We can forgive a man for making a useful thing as long as he does not admire it.
The only excuse for making a useless thing is that one admires it intensely.
All art is quite useless.
― Oscar Wilde
In Richard Strauss’ 1942 opera Capriccio, a Countess is torn between two suitors: a composer and a poet. An interpretation of the opera’s themes could be “which is more important, the lyrics or the music?”
A musical composition with lyrics transmits information via the instrumentation, the lyrics, and the combination of the two.
So, which do you prefer, the lyrics or the music?
Stop. Don’t intellectualize it. Don’t think.
What does your body tell you?
In this salon, we’ll ask ourselves questions like this about the ways information is transmitted to us. We’ll examine the importance of beauty and sensuality in the realms of knowledge organization, data visualization, and others that aren’t usually considered artistic. We’ll also interrogate our ideas about what is beautiful and what is pleasurable within a Eurocentric legacy (if you are a person in a Eurocentric culture).

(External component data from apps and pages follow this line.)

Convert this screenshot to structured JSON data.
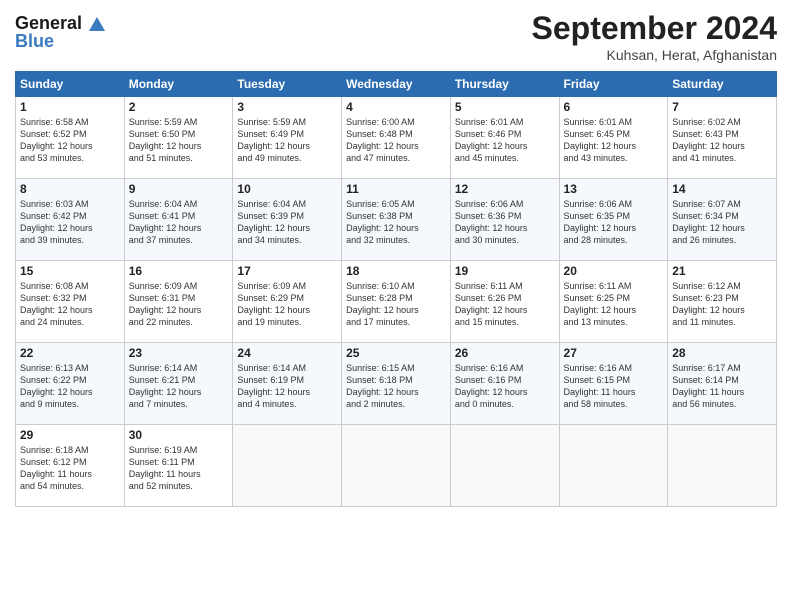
{
  "header": {
    "logo_line1": "General",
    "logo_line2": "Blue",
    "month": "September 2024",
    "location": "Kuhsan, Herat, Afghanistan"
  },
  "weekdays": [
    "Sunday",
    "Monday",
    "Tuesday",
    "Wednesday",
    "Thursday",
    "Friday",
    "Saturday"
  ],
  "weeks": [
    [
      {
        "day": "1",
        "sunrise": "6:58 AM",
        "sunset": "6:52 PM",
        "daylight": "12 hours and 53 minutes."
      },
      {
        "day": "2",
        "sunrise": "5:59 AM",
        "sunset": "6:50 PM",
        "daylight": "12 hours and 51 minutes."
      },
      {
        "day": "3",
        "sunrise": "5:59 AM",
        "sunset": "6:49 PM",
        "daylight": "12 hours and 49 minutes."
      },
      {
        "day": "4",
        "sunrise": "6:00 AM",
        "sunset": "6:48 PM",
        "daylight": "12 hours and 47 minutes."
      },
      {
        "day": "5",
        "sunrise": "6:01 AM",
        "sunset": "6:46 PM",
        "daylight": "12 hours and 45 minutes."
      },
      {
        "day": "6",
        "sunrise": "6:01 AM",
        "sunset": "6:45 PM",
        "daylight": "12 hours and 43 minutes."
      },
      {
        "day": "7",
        "sunrise": "6:02 AM",
        "sunset": "6:43 PM",
        "daylight": "12 hours and 41 minutes."
      }
    ],
    [
      {
        "day": "8",
        "sunrise": "6:03 AM",
        "sunset": "6:42 PM",
        "daylight": "12 hours and 39 minutes."
      },
      {
        "day": "9",
        "sunrise": "6:04 AM",
        "sunset": "6:41 PM",
        "daylight": "12 hours and 37 minutes."
      },
      {
        "day": "10",
        "sunrise": "6:04 AM",
        "sunset": "6:39 PM",
        "daylight": "12 hours and 34 minutes."
      },
      {
        "day": "11",
        "sunrise": "6:05 AM",
        "sunset": "6:38 PM",
        "daylight": "12 hours and 32 minutes."
      },
      {
        "day": "12",
        "sunrise": "6:06 AM",
        "sunset": "6:36 PM",
        "daylight": "12 hours and 30 minutes."
      },
      {
        "day": "13",
        "sunrise": "6:06 AM",
        "sunset": "6:35 PM",
        "daylight": "12 hours and 28 minutes."
      },
      {
        "day": "14",
        "sunrise": "6:07 AM",
        "sunset": "6:34 PM",
        "daylight": "12 hours and 26 minutes."
      }
    ],
    [
      {
        "day": "15",
        "sunrise": "6:08 AM",
        "sunset": "6:32 PM",
        "daylight": "12 hours and 24 minutes."
      },
      {
        "day": "16",
        "sunrise": "6:09 AM",
        "sunset": "6:31 PM",
        "daylight": "12 hours and 22 minutes."
      },
      {
        "day": "17",
        "sunrise": "6:09 AM",
        "sunset": "6:29 PM",
        "daylight": "12 hours and 19 minutes."
      },
      {
        "day": "18",
        "sunrise": "6:10 AM",
        "sunset": "6:28 PM",
        "daylight": "12 hours and 17 minutes."
      },
      {
        "day": "19",
        "sunrise": "6:11 AM",
        "sunset": "6:26 PM",
        "daylight": "12 hours and 15 minutes."
      },
      {
        "day": "20",
        "sunrise": "6:11 AM",
        "sunset": "6:25 PM",
        "daylight": "12 hours and 13 minutes."
      },
      {
        "day": "21",
        "sunrise": "6:12 AM",
        "sunset": "6:23 PM",
        "daylight": "12 hours and 11 minutes."
      }
    ],
    [
      {
        "day": "22",
        "sunrise": "6:13 AM",
        "sunset": "6:22 PM",
        "daylight": "12 hours and 9 minutes."
      },
      {
        "day": "23",
        "sunrise": "6:14 AM",
        "sunset": "6:21 PM",
        "daylight": "12 hours and 7 minutes."
      },
      {
        "day": "24",
        "sunrise": "6:14 AM",
        "sunset": "6:19 PM",
        "daylight": "12 hours and 4 minutes."
      },
      {
        "day": "25",
        "sunrise": "6:15 AM",
        "sunset": "6:18 PM",
        "daylight": "12 hours and 2 minutes."
      },
      {
        "day": "26",
        "sunrise": "6:16 AM",
        "sunset": "6:16 PM",
        "daylight": "12 hours and 0 minutes."
      },
      {
        "day": "27",
        "sunrise": "6:16 AM",
        "sunset": "6:15 PM",
        "daylight": "11 hours and 58 minutes."
      },
      {
        "day": "28",
        "sunrise": "6:17 AM",
        "sunset": "6:14 PM",
        "daylight": "11 hours and 56 minutes."
      }
    ],
    [
      {
        "day": "29",
        "sunrise": "6:18 AM",
        "sunset": "6:12 PM",
        "daylight": "11 hours and 54 minutes."
      },
      {
        "day": "30",
        "sunrise": "6:19 AM",
        "sunset": "6:11 PM",
        "daylight": "11 hours and 52 minutes."
      },
      null,
      null,
      null,
      null,
      null
    ]
  ]
}
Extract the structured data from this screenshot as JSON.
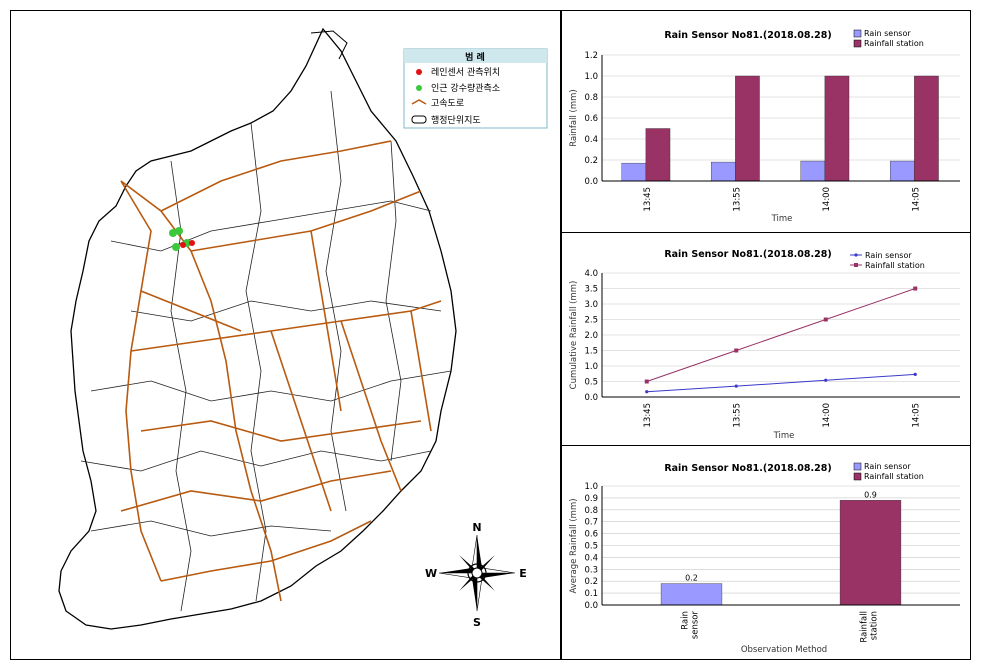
{
  "map": {
    "legend": {
      "title": "범 례",
      "items": [
        {
          "label": "레인센서 관측위치",
          "color": "#e41010"
        },
        {
          "label": "인근 강수량관측소",
          "color": "#3cc83c"
        },
        {
          "label": "고속도로",
          "color": "#b85a10"
        },
        {
          "label": "행정단위지도",
          "color": "#000000"
        }
      ]
    },
    "compass": {
      "n": "N",
      "s": "S",
      "e": "E",
      "w": "W"
    }
  },
  "colors": {
    "rain_sensor": "#9999ff",
    "rainfall_station": "#993366",
    "road": "#b85a10"
  },
  "chart_data": [
    {
      "type": "bar",
      "title": "Rain Sensor No81.(2018.08.28)",
      "xlabel": "Time",
      "ylabel": "Rainfall (mm)",
      "categories": [
        "13:45",
        "13:55",
        "14:00",
        "14:05"
      ],
      "series": [
        {
          "name": "Rain sensor",
          "values": [
            0.17,
            0.18,
            0.19,
            0.19
          ]
        },
        {
          "name": "Rainfall station",
          "values": [
            0.5,
            1.0,
            1.0,
            1.0
          ]
        }
      ],
      "ylim": [
        0,
        1.2
      ],
      "yticks": [
        "0.0",
        "0.2",
        "0.4",
        "0.6",
        "0.8",
        "1.0",
        "1.2"
      ],
      "legend": "top-right",
      "grid": true
    },
    {
      "type": "line",
      "title": "Rain Sensor No81.(2018.08.28)",
      "xlabel": "Time",
      "ylabel": "Cumulative Rainfall (mm)",
      "categories": [
        "13:45",
        "13:55",
        "14:00",
        "14:05"
      ],
      "series": [
        {
          "name": "Rain sensor",
          "values": [
            0.17,
            0.35,
            0.54,
            0.73
          ]
        },
        {
          "name": "Rainfall station",
          "values": [
            0.5,
            1.5,
            2.5,
            3.5
          ]
        }
      ],
      "ylim": [
        0,
        4.0
      ],
      "yticks": [
        "0.0",
        "0.5",
        "1.0",
        "1.5",
        "2.0",
        "2.5",
        "3.0",
        "3.5",
        "4.0"
      ],
      "legend": "top-right",
      "grid": true
    },
    {
      "type": "bar",
      "title": "Rain Sensor No81.(2018.08.28)",
      "xlabel": "Observation Method",
      "ylabel": "Average Rainfall (mm)",
      "categories": [
        "Rain sensor",
        "Rainfall station"
      ],
      "series": [
        {
          "name": "Rain sensor",
          "values": [
            0.18
          ]
        },
        {
          "name": "Rainfall station",
          "values": [
            0.88
          ]
        }
      ],
      "data_labels": [
        "0.2",
        "0.9"
      ],
      "ylim": [
        0,
        1.0
      ],
      "yticks": [
        "0.0",
        "0.1",
        "0.2",
        "0.3",
        "0.4",
        "0.5",
        "0.6",
        "0.7",
        "0.8",
        "0.9",
        "1.0"
      ],
      "legend": "top-right",
      "grid": true
    }
  ]
}
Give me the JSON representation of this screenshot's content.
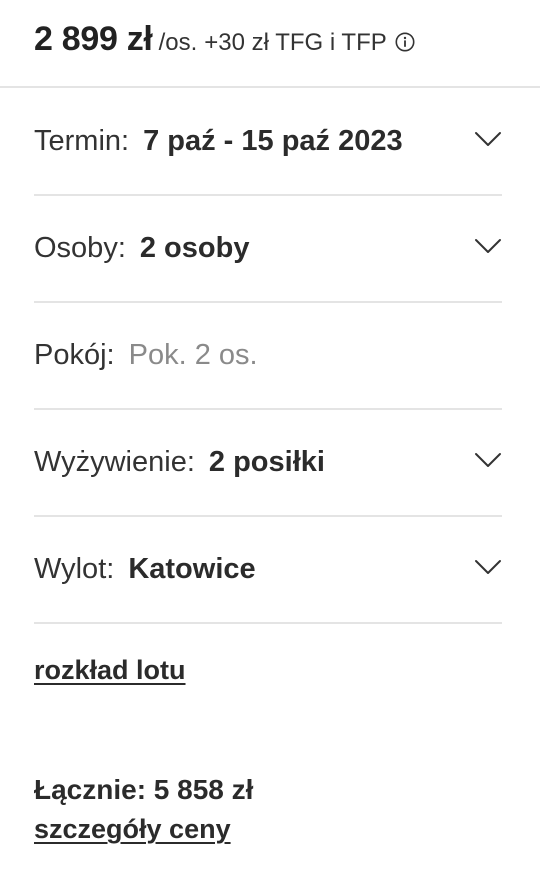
{
  "price": {
    "amount": "2 899 zł",
    "per": "/os.",
    "extra": "+30 zł TFG i TFP",
    "info_icon": "info-circle-icon"
  },
  "options": [
    {
      "label": "Termin:",
      "value": "7 paź - 15 paź 2023",
      "has_dropdown": true
    },
    {
      "label": "Osoby:",
      "value": "2 osoby",
      "has_dropdown": true
    },
    {
      "label": "Pokój:",
      "value": "Pok. 2 os.",
      "has_dropdown": false
    },
    {
      "label": "Wyżywienie:",
      "value": "2 posiłki",
      "has_dropdown": true
    },
    {
      "label": "Wylot:",
      "value": "Katowice",
      "has_dropdown": true
    }
  ],
  "flight_schedule_link": "rozkład lotu",
  "total": {
    "text": "Łącznie: 5 858 zł"
  },
  "price_details_link": "szczegóły ceny",
  "colors": {
    "text": "#2b2b2b",
    "muted": "#8a8a8a",
    "divider": "#e4e4e4"
  }
}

And if you’re of legal drinking age, feel free to let out your inner Aesthete and have a glass of absinthe with me.
Important note: This salon may include discussions of eroticism and sexual pleasure.
- Against Interpretation by Susan Sontag
- Eros in the library: Considering the aesthetics of knowledge organization by Melissa Adler (please reach out to me if this link doesn’t work or you can’t access the article)
- Slides on the principles of Edward Tufte
- The preface to Oscar Wilde’s The Picture of Dorian Gray
- My Zettelkasten notes 5a The aesthetics of information affects our relationships to it and 5b We need an erotics of metadata